Rangers out of sorts in loss to Angels
Cruz's ill-advised bunt exemplifies Texas' recent woes
ANAHEIM -- Nelson Cruz tried to bunt for hit. That's not what manager Ron Washington wanted to see in that situation ... or in any situation, really."I was trying to get on base," Cruz explained. "I didn't feel the best today. ... Take a shot and see if you can get on base." He didn't. Angels pitcher Ervin Santana threw him out easily on his way to a five-hit shutout and a 2-0 victory over the Rangers on Tuesday night at Angel Stadium. Vladimir Guerrero had led off the seventh with a walk when Cruz came up to the plate. The Rangers were down two.
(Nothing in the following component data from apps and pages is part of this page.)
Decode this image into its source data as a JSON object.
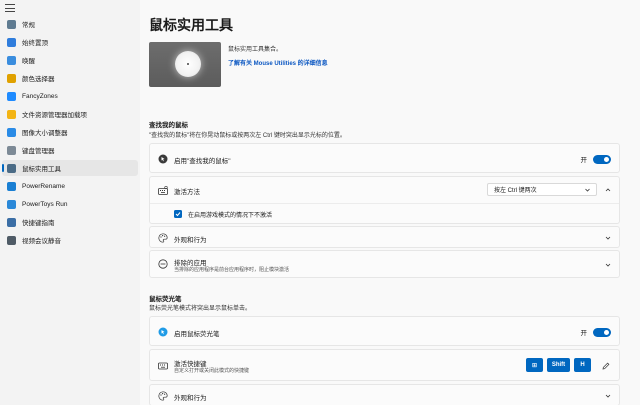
{
  "sidebar": {
    "items": [
      {
        "label": "常规",
        "icon": "home-icon",
        "color": "#5f7b91"
      },
      {
        "label": "始终置顶",
        "icon": "pin-icon",
        "color": "#2f7ddc"
      },
      {
        "label": "唤醒",
        "icon": "coffee-icon",
        "color": "#3a8dde"
      },
      {
        "label": "颜色选择器",
        "icon": "color-picker-icon",
        "color": "#e0a100"
      },
      {
        "label": "FancyZones",
        "icon": "fancyzones-icon",
        "color": "#1f8bff"
      },
      {
        "label": "文件资源管理器加载项",
        "icon": "file-explorer-icon",
        "color": "#f3b414"
      },
      {
        "label": "图像大小调整器",
        "icon": "image-resizer-icon",
        "color": "#2a8be6"
      },
      {
        "label": "键盘管理器",
        "icon": "keyboard-icon",
        "color": "#7d8a96"
      },
      {
        "label": "鼠标实用工具",
        "icon": "mouse-icon",
        "color": "#4b6b86"
      },
      {
        "label": "PowerRename",
        "icon": "powerrename-icon",
        "color": "#1a7fd3"
      },
      {
        "label": "PowerToys Run",
        "icon": "powertoys-run-icon",
        "color": "#2a88d8"
      },
      {
        "label": "快捷键指南",
        "icon": "shortcut-guide-icon",
        "color": "#3b6ea5"
      },
      {
        "label": "视频会议静音",
        "icon": "video-mute-icon",
        "color": "#4f5b66"
      }
    ],
    "active_index": 8
  },
  "page": {
    "title": "鼠标实用工具",
    "description": "鼠标实用工具集合。",
    "learn_more": "了解有关 Mouse Utilities 的详细信息"
  },
  "find_mouse": {
    "section_title": "查找我的鼠标",
    "section_desc": "\"查找我的鼠标\"将在你晃动鼠标或按两次左 Ctrl 键时突出显示光标的位置。",
    "enable_label": "启用\"查找我的鼠标\"",
    "enable_state": "开",
    "activation_label": "激活方法",
    "activation_value": "按左 Ctrl 键两次",
    "checkbox_label": "在启用游戏模式的情况下不激活",
    "appearance_label": "外观和行为",
    "excluded_label": "排除的应用",
    "excluded_desc": "当排除的应用程序是前台应用程序时，阻止模块激活"
  },
  "highlighter": {
    "section_title": "鼠标荧光笔",
    "section_desc": "鼠标荧光笔模式将突出显示鼠标单击。",
    "enable_label": "启用鼠标荧光笔",
    "enable_state": "开",
    "shortcut_label": "激活快捷键",
    "shortcut_desc": "自定义打开或关闭此模式的快捷键",
    "keys": [
      "⊞",
      "Shift",
      "H"
    ],
    "appearance_label": "外观和行为"
  },
  "colors": {
    "accent": "#0067c0",
    "link": "#0b57c2"
  }
}
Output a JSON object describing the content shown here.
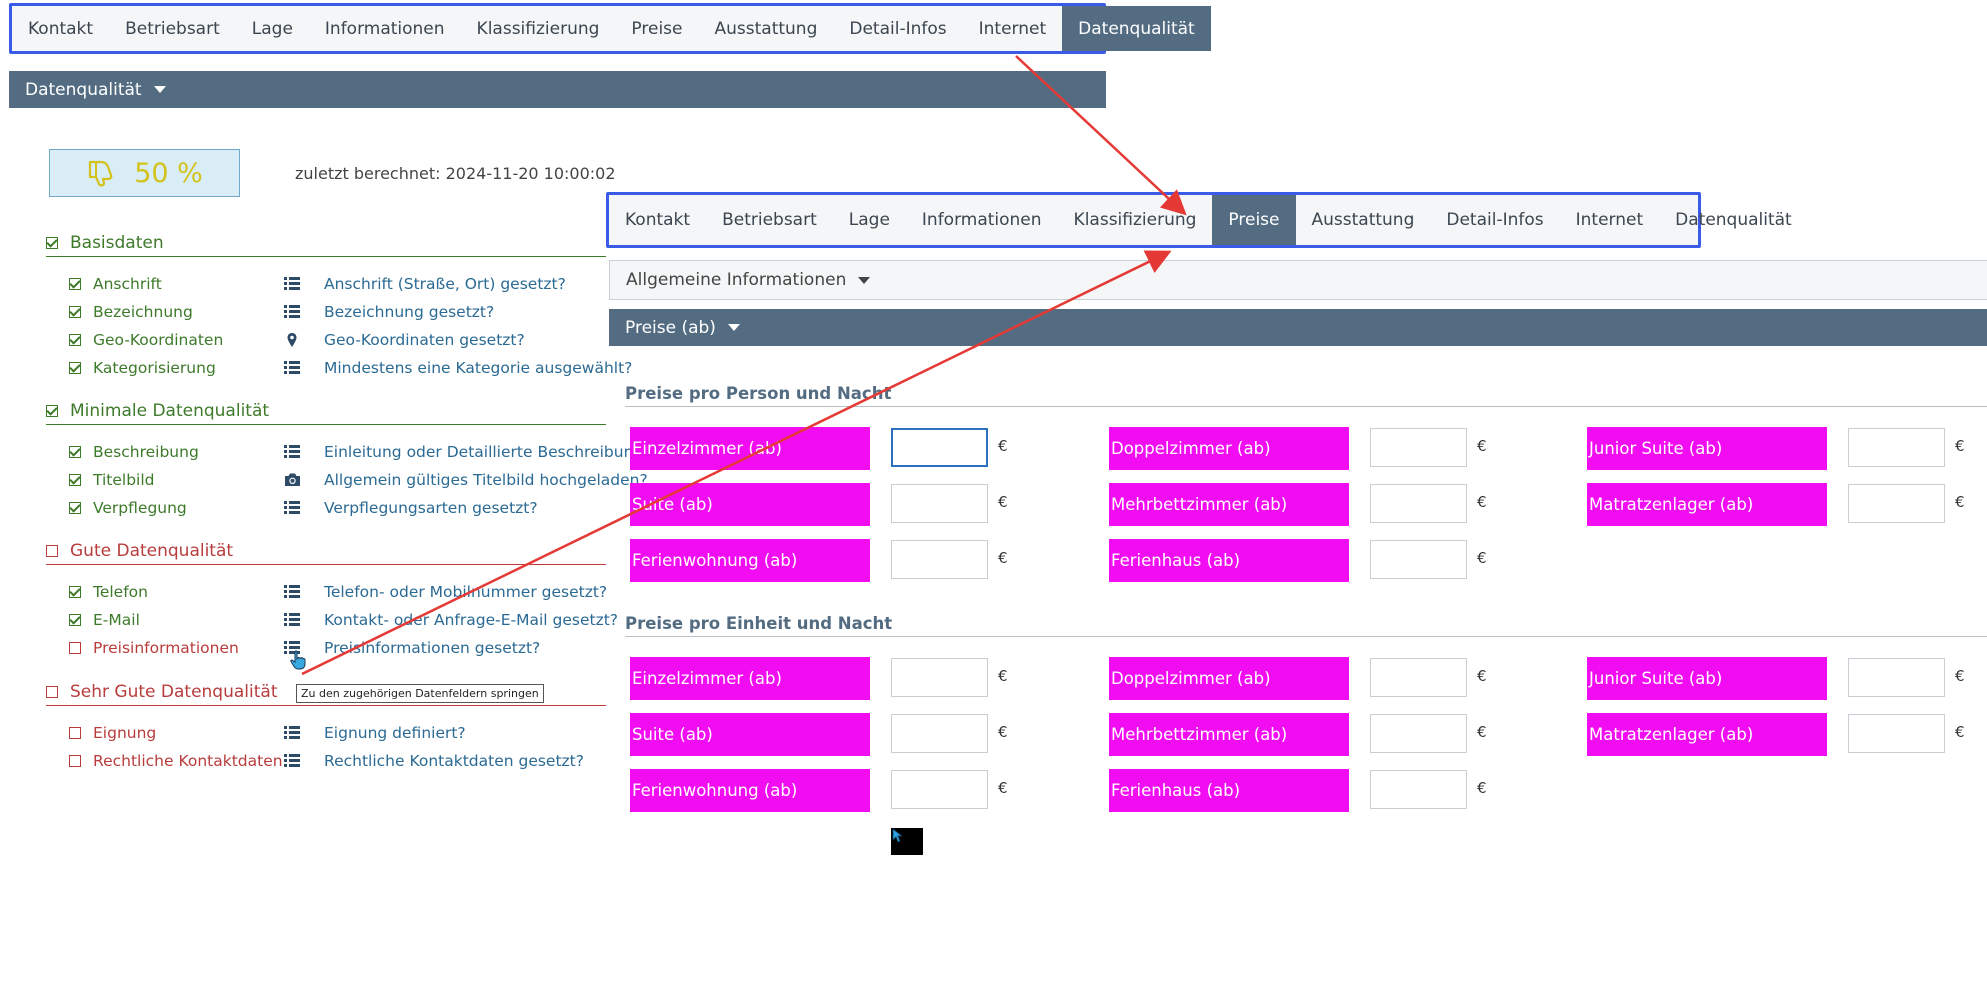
{
  "tabs_top": [
    "Kontakt",
    "Betriebsart",
    "Lage",
    "Informationen",
    "Klassifizierung",
    "Preise",
    "Ausstattung",
    "Detail-Infos",
    "Internet",
    "Datenqualität"
  ],
  "tabs_top_active": "Datenqualität",
  "tabs_overlay": [
    "Kontakt",
    "Betriebsart",
    "Lage",
    "Informationen",
    "Klassifizierung",
    "Preise",
    "Ausstattung",
    "Detail-Infos",
    "Internet",
    "Datenqualität"
  ],
  "tabs_overlay_active": "Preise",
  "quality_section": {
    "title": "Datenqualität"
  },
  "score": {
    "value": "50 %"
  },
  "last_calc": "zuletzt berechnet: 2024-11-20 10:00:02",
  "groups": [
    {
      "title": "Basisdaten",
      "status": "ok",
      "items": [
        {
          "label": "Anschrift",
          "icon": "list-icon",
          "link": "Anschrift (Straße, Ort) gesetzt?",
          "status": "ok"
        },
        {
          "label": "Bezeichnung",
          "icon": "list-icon",
          "link": "Bezeichnung gesetzt?",
          "status": "ok"
        },
        {
          "label": "Geo-Koordinaten",
          "icon": "map-pin-icon",
          "link": "Geo-Koordinaten gesetzt?",
          "status": "ok"
        },
        {
          "label": "Kategorisierung",
          "icon": "list-icon",
          "link": "Mindestens eine Kategorie ausgewählt?",
          "status": "ok"
        }
      ]
    },
    {
      "title": "Minimale Datenqualität",
      "status": "ok",
      "items": [
        {
          "label": "Beschreibung",
          "icon": "list-icon",
          "link": "Einleitung oder Detaillierte Beschreibung",
          "status": "ok"
        },
        {
          "label": "Titelbild",
          "icon": "camera-icon",
          "link": "Allgemein gültiges Titelbild hochgeladen?",
          "status": "ok"
        },
        {
          "label": "Verpflegung",
          "icon": "list-icon",
          "link": "Verpflegungsarten gesetzt?",
          "status": "ok"
        }
      ]
    },
    {
      "title": "Gute Datenqualität",
      "status": "bad",
      "items": [
        {
          "label": "Telefon",
          "icon": "list-icon",
          "link": "Telefon- oder Mobilnummer gesetzt?",
          "status": "ok"
        },
        {
          "label": "E-Mail",
          "icon": "list-icon",
          "link": "Kontakt- oder Anfrage-E-Mail gesetzt?",
          "status": "ok"
        },
        {
          "label": "Preisinformationen",
          "icon": "list-icon",
          "link": "Preisinformationen gesetzt?",
          "status": "bad"
        }
      ]
    },
    {
      "title": "Sehr Gute Datenqualität",
      "status": "bad",
      "items": [
        {
          "label": "Eignung",
          "icon": "list-icon",
          "link": "Eignung definiert?",
          "status": "bad"
        },
        {
          "label": "Rechtliche Kontaktdaten",
          "icon": "list-icon",
          "link": "Rechtliche Kontaktdaten gesetzt?",
          "status": "bad"
        }
      ]
    }
  ],
  "tooltip": "Zu den zugehörigen Datenfeldern springen",
  "allgemeine_section": {
    "title": "Allgemeine Informationen"
  },
  "preise_section": {
    "title": "Preise (ab)"
  },
  "currency": "€",
  "price_sections": [
    {
      "title": "Preise pro Person und Nacht",
      "fields": [
        "Einzelzimmer (ab)",
        "Doppelzimmer (ab)",
        "Junior Suite (ab)",
        "Suite (ab)",
        "Mehrbettzimmer (ab)",
        "Matratzenlager (ab)",
        "Ferienwohnung (ab)",
        "Ferienhaus (ab)"
      ]
    },
    {
      "title": "Preise pro Einheit und Nacht",
      "fields": [
        "Einzelzimmer (ab)",
        "Doppelzimmer (ab)",
        "Junior Suite (ab)",
        "Suite (ab)",
        "Mehrbettzimmer (ab)",
        "Matratzenlager (ab)",
        "Ferienwohnung (ab)",
        "Ferienhaus (ab)"
      ]
    }
  ],
  "colors": {
    "accent": "#536c82",
    "highlight": "#f20cf2",
    "ok": "#3d7a2a",
    "bad": "#b83c3c",
    "frame": "#3a5be8",
    "arrow": "#e53935",
    "score": "#d4c21c"
  }
}
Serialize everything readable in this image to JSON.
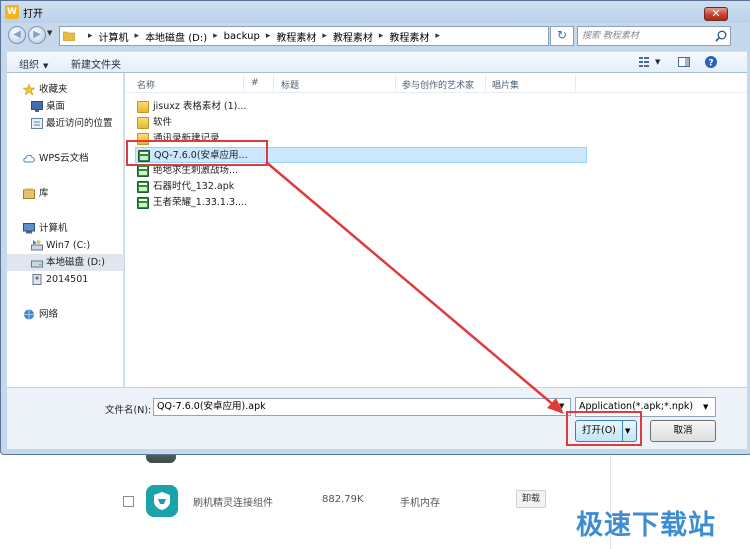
{
  "background_app": {
    "row": {
      "name": "刷机精灵连接组件",
      "size": "882.79K",
      "location": "手机内存",
      "uninstall_label": "卸载"
    },
    "watermark": "极速下载站"
  },
  "dialog": {
    "title": "打开",
    "title_icon_letter": "W",
    "close_glyph": "✕",
    "nav": {
      "back_glyph": "◀",
      "forward_glyph": "▶",
      "breadcrumbs": [
        "计算机",
        "本地磁盘 (D:)",
        "backup",
        "教程素材",
        "教程素材",
        "教程素材"
      ],
      "separator": "▸",
      "refresh_glyph": "↻",
      "search_placeholder": "搜索 教程素材"
    },
    "toolbar": {
      "organize_label": "组织",
      "new_folder_label": "新建文件夹",
      "caret": "▼"
    },
    "sidebar": {
      "items": [
        {
          "label": "收藏夹",
          "icon": "star-icon"
        },
        {
          "label": "桌面",
          "icon": "desktop-icon"
        },
        {
          "label": "最近访问的位置",
          "icon": "recent-places-icon"
        },
        {
          "label": "WPS云文档",
          "icon": "cloud-icon"
        },
        {
          "label": "库",
          "icon": "library-icon"
        },
        {
          "label": "计算机",
          "icon": "computer-icon"
        },
        {
          "label": "Win7 (C:)",
          "icon": "drive-c-icon"
        },
        {
          "label": "本地磁盘 (D:)",
          "icon": "drive-d-icon",
          "selected": true
        },
        {
          "label": "2014501",
          "icon": "user-folder-icon"
        },
        {
          "label": "网络",
          "icon": "network-icon"
        }
      ]
    },
    "columns": [
      "名称",
      "#",
      "标题",
      "参与创作的艺术家",
      "唱片集"
    ],
    "files": [
      {
        "name": "jisuxz 表格素材 (1)...",
        "type": "folder"
      },
      {
        "name": "软件",
        "type": "folder"
      },
      {
        "name": "通讯录新建记录",
        "type": "folder"
      },
      {
        "name": "QQ-7.6.0(安卓应用...",
        "type": "apk",
        "selected": true
      },
      {
        "name": "绝地求生刺激战场...",
        "type": "apk"
      },
      {
        "name": "石器时代_132.apk",
        "type": "apk"
      },
      {
        "name": "王者荣耀_1.33.1.3....",
        "type": "apk"
      }
    ],
    "bottom": {
      "filename_label": "文件名(N):",
      "filename_value": "QQ-7.6.0(安卓应用).apk",
      "filetype_value": "Application(*.apk;*.npk)",
      "open_label": "打开(O)",
      "cancel_label": "取消",
      "dropdown_glyph": "▼"
    }
  },
  "colors": {
    "window_frame": "#c6d8ec",
    "selection": "#cce8ff",
    "highlight_annotation": "#e03b3b",
    "watermark": "#3e8dd4"
  }
}
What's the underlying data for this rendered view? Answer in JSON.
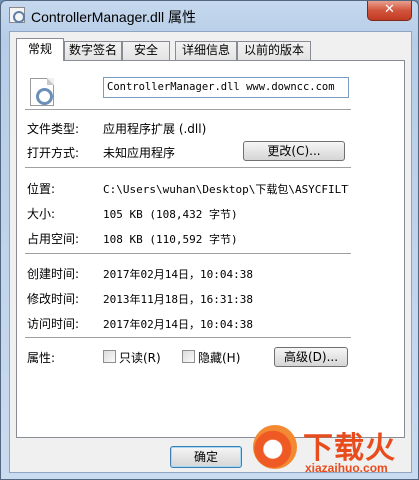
{
  "window": {
    "title": "ControllerManager.dll 属性",
    "close_glyph": "✕"
  },
  "tabs": [
    {
      "label": "常规",
      "active": true
    },
    {
      "label": "数字签名",
      "active": false
    },
    {
      "label": "安全",
      "active": false
    },
    {
      "label": "详细信息",
      "active": false
    },
    {
      "label": "以前的版本",
      "active": false
    }
  ],
  "general": {
    "file_name": "ControllerManager.dll  www.downcc.com",
    "file_type_label": "文件类型:",
    "file_type_value": "应用程序扩展 (.dll)",
    "opens_with_label": "打开方式:",
    "opens_with_value": "未知应用程序",
    "change_button": "更改(C)...",
    "location_label": "位置:",
    "location_value": "C:\\Users\\wuhan\\Desktop\\下载包\\ASYCFILT\\Co",
    "size_label": "大小:",
    "size_value": "105 KB (108,432 字节)",
    "size_on_disk_label": "占用空间:",
    "size_on_disk_value": "108 KB (110,592 字节)",
    "created_label": "创建时间:",
    "created_value": "2017年02月14日，10:04:38",
    "modified_label": "修改时间:",
    "modified_value": "2013年11月18日，16:31:38",
    "accessed_label": "访问时间:",
    "accessed_value": "2017年02月14日，10:04:38",
    "attributes_label": "属性:",
    "readonly_label": "只读(R)",
    "hidden_label": "隐藏(H)",
    "advanced_button": "高级(D)..."
  },
  "footer": {
    "ok_button": "确定"
  },
  "watermark": {
    "brand": "下载火",
    "url": "xiazaihuo.com"
  },
  "icons": [
    "app-icon",
    "close-icon",
    "dll-file-icon",
    "watermark-logo-icon"
  ]
}
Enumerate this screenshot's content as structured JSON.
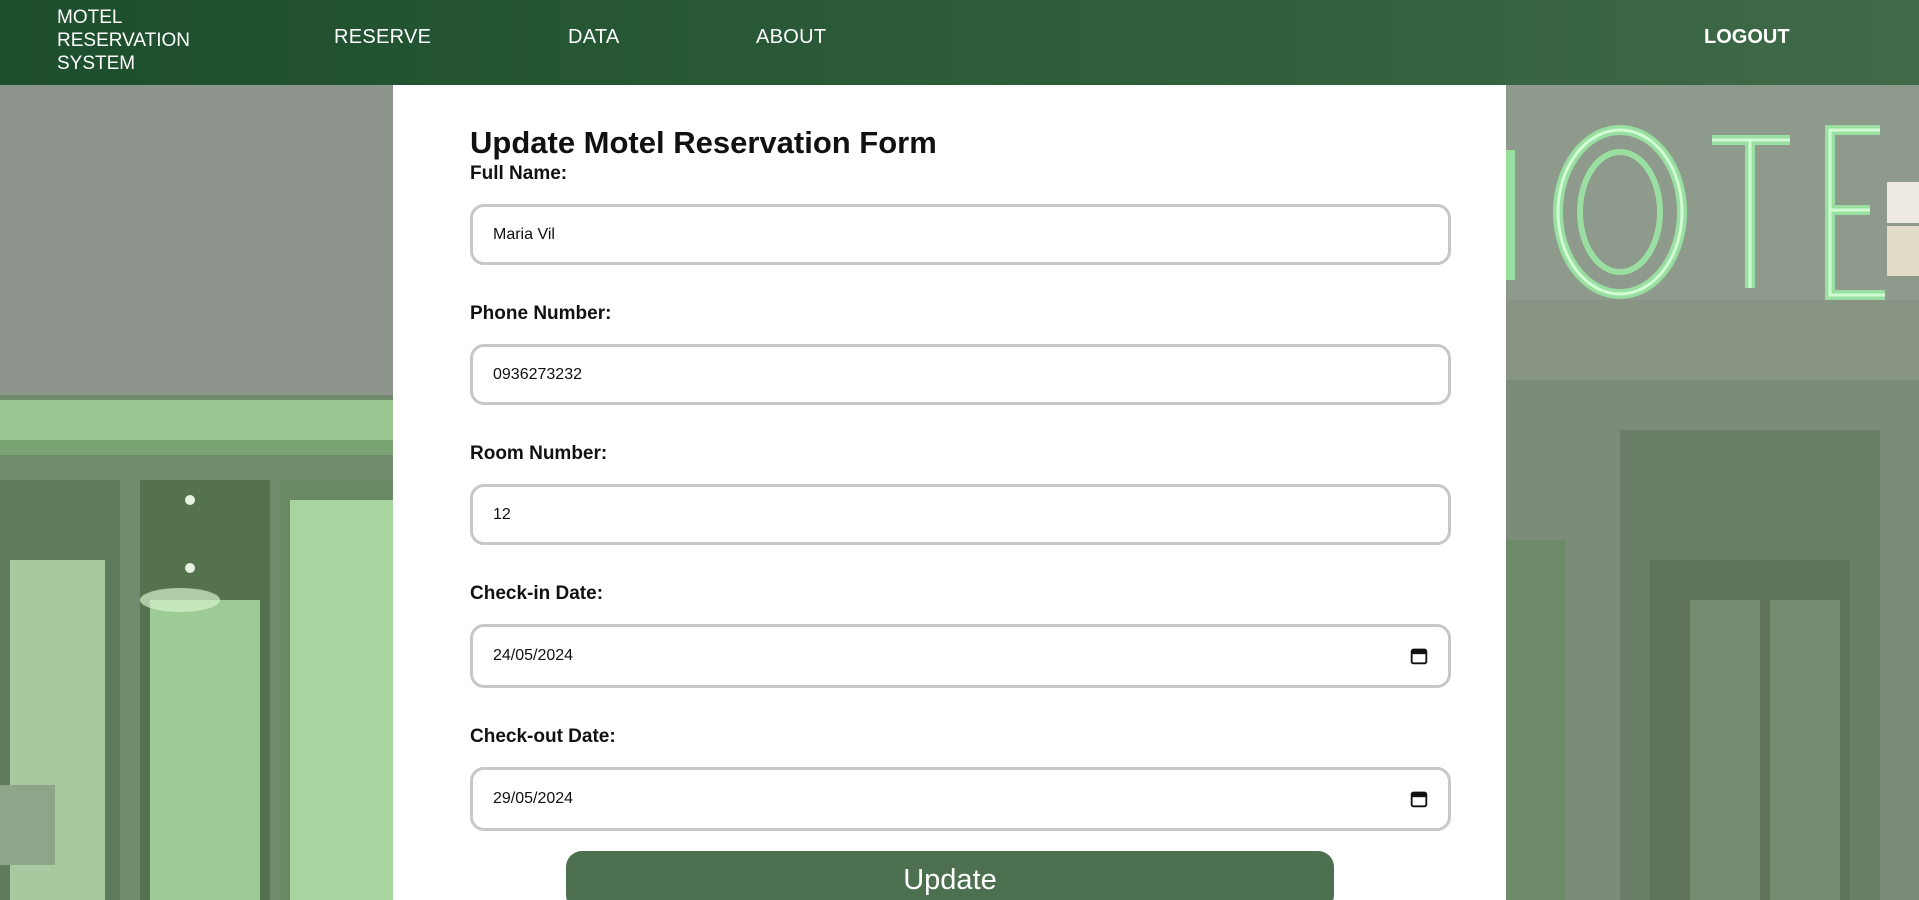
{
  "navbar": {
    "brand_line1": "MOTEL",
    "brand_line2": "RESERVATION",
    "brand_line3": "SYSTEM",
    "links": [
      "RESERVE",
      "DATA",
      "ABOUT"
    ],
    "logout": "LOGOUT"
  },
  "form": {
    "title": "Update Motel Reservation Form",
    "fields": [
      {
        "label": "Full Name:",
        "value": "Maria Vil",
        "type": "text"
      },
      {
        "label": "Phone Number:",
        "value": "0936273232",
        "type": "text"
      },
      {
        "label": "Room Number:",
        "value": "12",
        "type": "text"
      },
      {
        "label": "Check-in Date:",
        "value": "24/05/2024",
        "type": "date"
      },
      {
        "label": "Check-out Date:",
        "value": "29/05/2024",
        "type": "date"
      }
    ],
    "submit_label": "Update"
  },
  "background": {
    "sign_text": "MOTEL",
    "icons": [
      "calendar-icon"
    ]
  },
  "colors": {
    "nav_dark": "#1d4e2d",
    "nav_light": "#3f6a49",
    "button": "#4d7050",
    "neon": "#9be7a4"
  }
}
Washington was not looking for his best power hitter to bunt. "Definitely not," Washington said. "One swing of the bat can get you two runs. Leave that to the guys who can do it. That's not a message you want to send to a pitcher when you're a guy who can hit the ball out of the park." That's also not the message that Washington and hitting coach Clint Hurdle sent to their hitters in pregame meetings as the Rangers tried to snap out of their West Coast hitting slump. The basic message sent before the Rangers faced Santana was to relax, quit pressing, quit trying to do too much and play their normal game. They didn't do that on a night when the Athletics won again in Oakland. Instead, the West Coast slump continues as the Rangers lost for the fourth time in five games. Their lead is now down to seven in the American League West and the Rangers have one more game with the Angels before opening a four-game series with the Athletics on Thursday in Oakland. The American League West could get interesting if the Rangers don't start scoring runs again. "We just need to push a couple of runs across the plate when we get a chance," Washington said. "If we do that, everything else will take care of itself." Before the Rangers headed to the West Coast, they had seemingly taken control of the division with a seven-game winning streak. During those seven games, Texas hit .318 with a .386 on-base percentage and a .471 slugging percentage while scoring 51 runs. The club hit .282 with runners in scoring position. But during this five-game road trip, the Rangers are hitting .247 with a .296 on-base percentage and a .322 slugging percentage. They have scored 12 runs in five games, including six in their only victory. They are 7-for-41 (.171) with runners in scoring position, including 0-for-6 against Santana. "We didn't get anything going," outfielder David Murphy said. "He's a good pitcher, but ... you know, I think we could have scratched out a few runs. We just need to get back to playing our brand of baseball. "We realize the lead we're playing with. We shouldn't be putting pressure on ourselves. The pressure should be on the teams behind us. We need to tighten it up a little bit or maybe loosen it up a little. We don't look like we're having as much fun as we can." Santana must have had something to do with that. He is a 17-game winner who allowed five hits and one walk and struck out eight. "They're a great team," Santana said. "It's not easy. It takes a lot of focus. I had to throw strikes and everything was good." Rangers starter Colby Lewis, who has had to deal with meager run support before, couldn't quite keep up with Santana. He held the Angels to two runs on four hits and two walks while striking out 10. He is the first Rangers pitcher with five 10-strikeout games since Nolan Ryan had eight and Bobby Witt had seven in 1990. But this was the sixth time this season he has suffered a loss while delivering a quality start, and he is now 11-13 with a 3.79 ERA. "Santana is always going to be tough," Lewis said. "He's got a great record. It's always fun to go out and be in duels like that. But they pushed a couple of runs across, and that was it. You'd like to win those duels, but he had good stuff and we couldn't lock it in." The Angels took a 1-0 lead in the second inning after catcher Hank Conger, making only his fourth Major League start, led off with a triple high off the right-center-field wall. He scored as Kevin Frandsen grounded out to right side. They added another run in the fourth inning. This time Hideki Matsui led off with a double and went to third on Mike Napoli's fly to right. The Rangers then brought the infield in with Conger at the plate. Conger hit a chopper to first baseman Mitch Moreland, who made the play but threw high and late to the plate. Matsui scored as the ball sailed over catcher Bengie Molina's head. That was it for the night. The Angels were 0-for-7 with runners in scoring position themselves. The Rangers send C.J. Wilson on the mound Wednesday trying to salvage one game before they go to Oakland. "We have a bunch of confidence in C.J., but we need to score some runs," Washington said. "If we don't score any runs, it won't matter."
T.R. Sullivan is a reporter for MLB.com. This story was not subject to the approval of Major League Baseball or its clubs.